Excerpts from a letter from a Christian Peacemaker Teams reservist who is currently in prison. Martin Smedjeback was sentenced in March to four months for breaking into the Saab Bofors arms factory in Eskilstuna, Sweden on 16 October 2008 and disabling fourteen Carl Gustaf bazookas. He will be released from prison on 2 July 2009.
During the time I have been in prison so far (almost three months when writing this), I have not been met by even a harsh word, threat or any physical abuse what so ever. Neither have I seen any violence, physical or psychological, between anyone in prison.
The heaviest weapon the guards carry is a pepper spray. "I have never had to use it," says a woman in her forties who has worked many years as a guard. "I use this instead" she says and points to her mouth. "It solves almost all conflicts."
At one lunch, I had a philosophical discussion with a twenty-nine-year old female guard about the difference between determinism and utilitarianism.
I had expected the guards to be civil but was worried that some of my fellow inmates would be violent... my expectations were put to shame.

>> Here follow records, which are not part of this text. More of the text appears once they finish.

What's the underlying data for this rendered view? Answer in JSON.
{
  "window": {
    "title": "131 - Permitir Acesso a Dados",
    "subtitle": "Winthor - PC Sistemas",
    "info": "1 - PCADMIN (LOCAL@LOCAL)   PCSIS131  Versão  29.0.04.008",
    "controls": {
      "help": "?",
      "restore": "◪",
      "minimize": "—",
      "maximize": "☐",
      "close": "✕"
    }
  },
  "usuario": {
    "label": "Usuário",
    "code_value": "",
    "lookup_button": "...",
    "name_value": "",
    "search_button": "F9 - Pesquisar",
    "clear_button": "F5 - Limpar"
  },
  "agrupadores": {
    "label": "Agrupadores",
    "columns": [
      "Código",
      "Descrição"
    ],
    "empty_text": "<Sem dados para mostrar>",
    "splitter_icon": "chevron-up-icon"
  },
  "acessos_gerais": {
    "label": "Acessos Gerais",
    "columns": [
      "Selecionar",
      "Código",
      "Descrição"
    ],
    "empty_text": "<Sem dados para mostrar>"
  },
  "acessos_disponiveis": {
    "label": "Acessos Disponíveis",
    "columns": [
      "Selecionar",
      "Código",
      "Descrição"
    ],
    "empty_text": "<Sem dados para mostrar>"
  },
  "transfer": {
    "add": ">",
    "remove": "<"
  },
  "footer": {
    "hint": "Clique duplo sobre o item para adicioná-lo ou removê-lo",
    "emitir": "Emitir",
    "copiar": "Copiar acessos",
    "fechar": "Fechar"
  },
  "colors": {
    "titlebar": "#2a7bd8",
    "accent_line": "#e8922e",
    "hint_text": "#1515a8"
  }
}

Being surrounded by murderers, drug dealers, extortionists, robbers, extreme right activists and yet [feeling safe]... has strengthened my belief in the goodness of humanity. Because if even these people, some of them whom have committed horrendous crimes, can be kind to one another and to guards, then I feel there is hope.
Now I have been sent to a minimal security prison. Here everyone has their own private cell equipped with a bed, desk, chair, bookshelf, wardrobe and TV. Here they never lock your cell door. They only lock the door to the floor at nine in the evening and unlock it at eight in the morning. During all the other hours you are free to walk outside, go to the gym, etc.
Where I am, at the prison Skenäs, outside of Norrköping in the south of Sweden, there are beautiful surroundings... There are no walls or fences or anything surrounding the prison. Instead, every inmate has an electronic device attached around the leg that gives a signal at the moment one passes outside of the perimeter of the prison.
Although I [may] think life here is pretty sweet, people who have been in the Swedish prison system longer say[s] it has grown worse the last couple of years. Before, there was an attempt of rehabilitation but now most inmates (and some guards) say that all the decision-makers talk about is security, security and security.
Most are here for drug related crimes and they complain to me about the difficulty of getting into a decent program to be able to kick their bad habit. The guards here wanted to put me into a program of rehabilitation as well. The program is called "Behaviour, talk and change" and aims at asking the right questions to yourself to be able to find a meaningful direction in your life. I look forward to the programme!
I think everyone can gain something from throwing around ideas about how to build more meaning in one's life, although I feel it is unlikely that it will change my "criminal" behaviour, which probably is the aim of the programme...
(c) Martin Smedjeback is a reservist serving with Christian Peacemaker Teams (www.cpt.org ), which intervenes nonviolently in situations of war and conflict. Ekklesia works in partnership with CPT in Britain and internationally.
CPT UK are currently recruiting, and are offering training in London in October 2009. More information here: http://ekklesia.co.uk/node/9621 
People wishing to write to the author may send letters to Martin Smedjeback, Anstalten Skenäs Fack 11 610 31, Vikbolandet, Sweden.